Lines with the word "date" are the ones wanted. Copy each of them from the entries below.

**Stored entries:**
_ _ _ _

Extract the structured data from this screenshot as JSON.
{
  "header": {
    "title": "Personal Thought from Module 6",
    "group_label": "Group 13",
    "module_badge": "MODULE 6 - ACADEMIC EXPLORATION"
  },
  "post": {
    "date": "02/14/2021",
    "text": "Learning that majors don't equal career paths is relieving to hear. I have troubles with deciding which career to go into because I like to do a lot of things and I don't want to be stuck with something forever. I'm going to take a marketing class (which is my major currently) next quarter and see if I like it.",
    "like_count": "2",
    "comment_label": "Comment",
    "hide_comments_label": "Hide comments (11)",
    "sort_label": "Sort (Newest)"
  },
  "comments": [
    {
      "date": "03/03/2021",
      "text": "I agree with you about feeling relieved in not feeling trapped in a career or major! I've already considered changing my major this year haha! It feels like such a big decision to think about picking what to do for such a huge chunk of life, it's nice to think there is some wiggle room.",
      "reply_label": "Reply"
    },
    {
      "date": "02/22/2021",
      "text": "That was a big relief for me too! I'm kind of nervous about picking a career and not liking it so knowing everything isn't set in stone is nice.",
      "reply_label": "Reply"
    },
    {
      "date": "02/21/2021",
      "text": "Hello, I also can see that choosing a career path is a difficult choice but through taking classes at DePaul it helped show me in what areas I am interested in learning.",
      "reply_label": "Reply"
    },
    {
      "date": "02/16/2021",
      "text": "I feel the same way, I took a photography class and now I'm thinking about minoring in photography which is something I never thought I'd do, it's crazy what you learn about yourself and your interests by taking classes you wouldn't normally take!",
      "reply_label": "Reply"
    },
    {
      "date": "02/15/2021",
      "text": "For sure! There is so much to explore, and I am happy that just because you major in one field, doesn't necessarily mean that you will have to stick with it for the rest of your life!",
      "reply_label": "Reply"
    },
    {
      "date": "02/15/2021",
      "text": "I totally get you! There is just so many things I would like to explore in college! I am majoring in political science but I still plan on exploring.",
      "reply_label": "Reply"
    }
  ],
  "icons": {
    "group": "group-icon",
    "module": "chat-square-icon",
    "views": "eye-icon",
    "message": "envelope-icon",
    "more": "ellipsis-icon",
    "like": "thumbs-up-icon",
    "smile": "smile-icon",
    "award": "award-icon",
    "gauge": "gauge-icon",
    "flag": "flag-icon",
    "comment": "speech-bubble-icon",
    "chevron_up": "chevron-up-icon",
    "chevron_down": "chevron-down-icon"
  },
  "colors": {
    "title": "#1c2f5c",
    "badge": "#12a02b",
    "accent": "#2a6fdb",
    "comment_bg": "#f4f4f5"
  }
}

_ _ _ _

**Task solution:**
    "date": "02/14/2021",
      "date": "03/03/2021",
      "date": "02/22/2021",
      "date": "02/21/2021",
      "date": "02/16/2021",
      "date": "02/15/2021",
      "date": "02/15/2021",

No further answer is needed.